| Problem details |
Lines with the string "data" must each be copied from the listing.

| Records provided |
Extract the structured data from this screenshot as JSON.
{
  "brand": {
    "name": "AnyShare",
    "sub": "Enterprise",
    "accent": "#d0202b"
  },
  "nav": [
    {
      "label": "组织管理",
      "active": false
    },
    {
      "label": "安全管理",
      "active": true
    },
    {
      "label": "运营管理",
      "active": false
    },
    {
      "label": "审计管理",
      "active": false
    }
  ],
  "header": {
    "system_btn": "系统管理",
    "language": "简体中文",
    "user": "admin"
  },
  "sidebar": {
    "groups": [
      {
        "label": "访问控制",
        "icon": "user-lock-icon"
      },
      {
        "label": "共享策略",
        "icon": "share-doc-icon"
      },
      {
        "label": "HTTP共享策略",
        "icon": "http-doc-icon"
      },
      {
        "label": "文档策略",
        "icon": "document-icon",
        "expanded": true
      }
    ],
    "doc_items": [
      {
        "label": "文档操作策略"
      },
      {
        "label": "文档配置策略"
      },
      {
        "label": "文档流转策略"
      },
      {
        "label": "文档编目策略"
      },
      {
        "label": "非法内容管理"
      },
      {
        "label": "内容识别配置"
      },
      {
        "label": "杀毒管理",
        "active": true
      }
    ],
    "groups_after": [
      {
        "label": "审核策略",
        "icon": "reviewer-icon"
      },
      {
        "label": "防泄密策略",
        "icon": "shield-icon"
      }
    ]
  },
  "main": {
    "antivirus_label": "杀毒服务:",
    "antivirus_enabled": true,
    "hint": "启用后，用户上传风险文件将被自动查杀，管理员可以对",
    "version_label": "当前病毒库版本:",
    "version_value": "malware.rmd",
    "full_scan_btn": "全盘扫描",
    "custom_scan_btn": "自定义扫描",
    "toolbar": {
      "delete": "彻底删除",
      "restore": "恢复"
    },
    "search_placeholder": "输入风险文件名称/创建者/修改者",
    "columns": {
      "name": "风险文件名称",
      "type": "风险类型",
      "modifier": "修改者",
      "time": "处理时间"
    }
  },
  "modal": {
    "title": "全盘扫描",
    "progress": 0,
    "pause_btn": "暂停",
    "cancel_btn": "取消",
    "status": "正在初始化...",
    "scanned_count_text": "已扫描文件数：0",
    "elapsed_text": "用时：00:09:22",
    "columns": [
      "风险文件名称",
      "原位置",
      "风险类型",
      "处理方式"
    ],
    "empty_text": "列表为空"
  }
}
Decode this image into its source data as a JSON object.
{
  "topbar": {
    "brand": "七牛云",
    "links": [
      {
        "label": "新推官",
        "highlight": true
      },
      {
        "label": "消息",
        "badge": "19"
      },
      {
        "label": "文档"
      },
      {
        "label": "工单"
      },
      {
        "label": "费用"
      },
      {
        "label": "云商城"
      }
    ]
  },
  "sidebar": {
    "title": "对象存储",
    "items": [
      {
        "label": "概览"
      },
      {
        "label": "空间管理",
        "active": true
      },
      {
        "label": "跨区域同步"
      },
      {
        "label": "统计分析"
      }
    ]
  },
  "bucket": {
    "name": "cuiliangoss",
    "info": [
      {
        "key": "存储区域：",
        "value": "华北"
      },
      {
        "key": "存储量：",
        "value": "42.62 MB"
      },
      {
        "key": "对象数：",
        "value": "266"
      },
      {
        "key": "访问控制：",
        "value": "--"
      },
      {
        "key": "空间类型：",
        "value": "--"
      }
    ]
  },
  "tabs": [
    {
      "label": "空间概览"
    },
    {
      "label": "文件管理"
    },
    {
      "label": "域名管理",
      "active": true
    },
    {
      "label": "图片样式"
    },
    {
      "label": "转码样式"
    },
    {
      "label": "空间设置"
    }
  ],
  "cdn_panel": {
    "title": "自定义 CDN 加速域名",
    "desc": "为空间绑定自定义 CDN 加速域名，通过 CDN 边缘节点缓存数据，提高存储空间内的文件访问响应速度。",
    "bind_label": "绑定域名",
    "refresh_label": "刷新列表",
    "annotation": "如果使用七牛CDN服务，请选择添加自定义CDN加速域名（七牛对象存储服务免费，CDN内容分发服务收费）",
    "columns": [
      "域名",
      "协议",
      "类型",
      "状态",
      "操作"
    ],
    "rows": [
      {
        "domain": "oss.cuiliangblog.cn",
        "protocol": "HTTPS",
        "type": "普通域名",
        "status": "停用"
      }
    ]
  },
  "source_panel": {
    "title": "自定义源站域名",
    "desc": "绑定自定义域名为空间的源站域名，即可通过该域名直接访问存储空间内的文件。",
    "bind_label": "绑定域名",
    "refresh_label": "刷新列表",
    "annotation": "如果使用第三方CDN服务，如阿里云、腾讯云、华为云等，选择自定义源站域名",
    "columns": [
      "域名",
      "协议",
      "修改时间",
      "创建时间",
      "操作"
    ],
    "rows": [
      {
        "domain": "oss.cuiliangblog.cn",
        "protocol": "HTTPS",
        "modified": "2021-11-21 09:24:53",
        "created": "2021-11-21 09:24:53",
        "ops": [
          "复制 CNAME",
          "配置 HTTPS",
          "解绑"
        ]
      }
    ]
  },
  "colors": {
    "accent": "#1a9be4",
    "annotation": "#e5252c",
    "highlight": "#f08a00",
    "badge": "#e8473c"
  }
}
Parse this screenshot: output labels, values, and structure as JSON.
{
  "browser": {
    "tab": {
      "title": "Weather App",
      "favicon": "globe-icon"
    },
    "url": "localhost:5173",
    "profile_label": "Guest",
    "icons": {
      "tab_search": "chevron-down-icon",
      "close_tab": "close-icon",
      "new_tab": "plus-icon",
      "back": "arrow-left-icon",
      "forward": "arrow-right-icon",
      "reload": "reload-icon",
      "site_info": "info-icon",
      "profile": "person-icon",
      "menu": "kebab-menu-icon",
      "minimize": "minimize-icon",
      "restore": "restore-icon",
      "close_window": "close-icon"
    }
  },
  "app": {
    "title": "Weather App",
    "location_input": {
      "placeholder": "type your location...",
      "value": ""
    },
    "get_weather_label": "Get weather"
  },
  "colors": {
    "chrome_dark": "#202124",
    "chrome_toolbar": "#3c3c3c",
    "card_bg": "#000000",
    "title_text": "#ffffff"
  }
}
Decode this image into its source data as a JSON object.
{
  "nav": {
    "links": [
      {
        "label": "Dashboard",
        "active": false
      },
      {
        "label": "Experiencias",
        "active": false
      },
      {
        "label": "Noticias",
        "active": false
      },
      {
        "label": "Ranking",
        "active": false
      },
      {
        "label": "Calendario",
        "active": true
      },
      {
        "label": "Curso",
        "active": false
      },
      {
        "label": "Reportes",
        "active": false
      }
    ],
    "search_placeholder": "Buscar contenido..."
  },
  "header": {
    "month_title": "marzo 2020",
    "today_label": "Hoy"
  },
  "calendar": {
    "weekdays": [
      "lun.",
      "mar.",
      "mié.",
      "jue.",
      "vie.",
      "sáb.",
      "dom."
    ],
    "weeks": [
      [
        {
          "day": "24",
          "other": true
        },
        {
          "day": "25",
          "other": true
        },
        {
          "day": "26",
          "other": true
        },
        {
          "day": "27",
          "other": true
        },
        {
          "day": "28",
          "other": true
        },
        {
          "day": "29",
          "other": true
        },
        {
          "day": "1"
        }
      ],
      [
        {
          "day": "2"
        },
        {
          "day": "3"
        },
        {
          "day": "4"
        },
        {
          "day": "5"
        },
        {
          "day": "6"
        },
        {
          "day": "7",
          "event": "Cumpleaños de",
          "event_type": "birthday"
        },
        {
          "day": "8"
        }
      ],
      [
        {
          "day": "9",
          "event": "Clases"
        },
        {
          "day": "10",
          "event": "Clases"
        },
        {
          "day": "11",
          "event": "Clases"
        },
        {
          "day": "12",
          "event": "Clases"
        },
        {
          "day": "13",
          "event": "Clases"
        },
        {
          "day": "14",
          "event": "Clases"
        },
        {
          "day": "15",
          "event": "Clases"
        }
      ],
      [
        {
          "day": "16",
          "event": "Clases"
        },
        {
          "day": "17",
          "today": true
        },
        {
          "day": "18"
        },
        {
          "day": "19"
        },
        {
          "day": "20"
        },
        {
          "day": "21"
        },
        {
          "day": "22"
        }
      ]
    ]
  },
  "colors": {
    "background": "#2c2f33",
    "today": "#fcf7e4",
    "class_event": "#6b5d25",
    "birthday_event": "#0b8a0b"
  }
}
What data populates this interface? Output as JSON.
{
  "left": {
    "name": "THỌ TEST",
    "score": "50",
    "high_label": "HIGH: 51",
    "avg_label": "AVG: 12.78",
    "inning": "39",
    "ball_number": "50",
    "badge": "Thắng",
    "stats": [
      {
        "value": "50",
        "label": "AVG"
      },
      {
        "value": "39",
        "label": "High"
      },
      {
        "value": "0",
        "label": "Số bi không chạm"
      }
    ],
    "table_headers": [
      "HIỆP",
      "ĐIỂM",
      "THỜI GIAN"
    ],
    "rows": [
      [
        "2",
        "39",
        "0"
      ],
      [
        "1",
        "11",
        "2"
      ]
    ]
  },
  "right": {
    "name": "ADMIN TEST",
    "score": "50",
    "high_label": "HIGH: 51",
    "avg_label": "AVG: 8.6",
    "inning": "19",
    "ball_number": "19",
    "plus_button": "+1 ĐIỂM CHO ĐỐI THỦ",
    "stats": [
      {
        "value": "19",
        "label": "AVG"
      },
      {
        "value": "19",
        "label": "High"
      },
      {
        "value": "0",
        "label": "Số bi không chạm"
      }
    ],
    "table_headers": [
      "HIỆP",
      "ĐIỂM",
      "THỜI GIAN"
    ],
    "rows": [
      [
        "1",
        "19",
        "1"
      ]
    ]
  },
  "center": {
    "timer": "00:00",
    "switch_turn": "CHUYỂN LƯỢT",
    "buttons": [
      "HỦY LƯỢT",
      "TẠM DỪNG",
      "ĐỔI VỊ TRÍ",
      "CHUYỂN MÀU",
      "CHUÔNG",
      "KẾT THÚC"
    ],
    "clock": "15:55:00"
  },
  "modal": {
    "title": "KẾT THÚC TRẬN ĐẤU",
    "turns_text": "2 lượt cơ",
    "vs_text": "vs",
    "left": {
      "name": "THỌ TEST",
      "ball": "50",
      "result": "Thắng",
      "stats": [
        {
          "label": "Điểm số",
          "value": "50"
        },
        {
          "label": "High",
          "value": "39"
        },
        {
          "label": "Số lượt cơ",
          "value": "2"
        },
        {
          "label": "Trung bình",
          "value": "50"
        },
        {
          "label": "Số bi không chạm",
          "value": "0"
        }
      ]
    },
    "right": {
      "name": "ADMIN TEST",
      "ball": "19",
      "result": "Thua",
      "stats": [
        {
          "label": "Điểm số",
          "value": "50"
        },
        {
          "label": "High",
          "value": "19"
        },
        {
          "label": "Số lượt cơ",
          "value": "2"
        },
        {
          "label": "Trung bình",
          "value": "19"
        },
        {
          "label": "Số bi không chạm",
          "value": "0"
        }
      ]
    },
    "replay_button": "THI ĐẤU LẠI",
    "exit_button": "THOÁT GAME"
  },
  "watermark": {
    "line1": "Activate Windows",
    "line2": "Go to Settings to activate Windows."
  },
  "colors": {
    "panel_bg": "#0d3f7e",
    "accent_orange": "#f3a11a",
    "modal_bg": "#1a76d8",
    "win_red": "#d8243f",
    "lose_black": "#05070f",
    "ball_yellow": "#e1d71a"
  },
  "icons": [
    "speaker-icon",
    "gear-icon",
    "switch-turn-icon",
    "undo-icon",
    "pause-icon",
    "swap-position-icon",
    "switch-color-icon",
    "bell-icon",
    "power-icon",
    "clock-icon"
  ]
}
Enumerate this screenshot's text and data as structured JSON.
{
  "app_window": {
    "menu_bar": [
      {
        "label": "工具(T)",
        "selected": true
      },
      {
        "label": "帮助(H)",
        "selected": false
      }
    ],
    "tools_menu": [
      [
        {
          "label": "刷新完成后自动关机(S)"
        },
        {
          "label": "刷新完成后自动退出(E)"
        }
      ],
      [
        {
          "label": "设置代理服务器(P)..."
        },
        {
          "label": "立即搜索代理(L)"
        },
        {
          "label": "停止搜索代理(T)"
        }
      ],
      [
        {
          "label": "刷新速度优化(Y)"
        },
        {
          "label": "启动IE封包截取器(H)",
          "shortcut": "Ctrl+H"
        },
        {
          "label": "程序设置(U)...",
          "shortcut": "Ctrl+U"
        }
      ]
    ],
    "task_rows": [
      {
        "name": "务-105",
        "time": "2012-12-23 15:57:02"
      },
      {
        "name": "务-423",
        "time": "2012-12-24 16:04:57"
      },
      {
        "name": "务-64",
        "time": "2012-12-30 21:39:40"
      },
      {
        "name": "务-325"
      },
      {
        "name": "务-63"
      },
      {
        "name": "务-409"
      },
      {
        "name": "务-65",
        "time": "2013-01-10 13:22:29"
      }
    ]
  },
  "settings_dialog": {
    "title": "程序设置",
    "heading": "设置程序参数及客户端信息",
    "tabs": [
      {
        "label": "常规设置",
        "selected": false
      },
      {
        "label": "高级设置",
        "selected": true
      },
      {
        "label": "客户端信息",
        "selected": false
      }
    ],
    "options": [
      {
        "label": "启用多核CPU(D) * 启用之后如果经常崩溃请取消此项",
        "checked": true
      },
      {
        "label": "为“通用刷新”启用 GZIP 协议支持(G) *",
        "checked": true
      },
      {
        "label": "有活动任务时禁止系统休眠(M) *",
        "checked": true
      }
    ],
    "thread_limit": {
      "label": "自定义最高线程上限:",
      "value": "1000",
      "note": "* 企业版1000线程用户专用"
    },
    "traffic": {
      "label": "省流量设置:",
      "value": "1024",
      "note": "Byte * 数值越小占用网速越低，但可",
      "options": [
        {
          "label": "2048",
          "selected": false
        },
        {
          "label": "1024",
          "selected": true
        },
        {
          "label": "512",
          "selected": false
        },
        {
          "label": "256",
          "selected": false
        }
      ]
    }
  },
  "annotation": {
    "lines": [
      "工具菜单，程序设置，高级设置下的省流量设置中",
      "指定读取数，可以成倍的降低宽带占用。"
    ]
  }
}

| Written answer |
Extract the structured data from this screenshot as JSON.
Decode this image into its source data as a JSON object.
Decode this image into its source data as a JSON object.
What data populates this interface? Output as JSON.
Enumerate this screenshot's text and data as structured JSON.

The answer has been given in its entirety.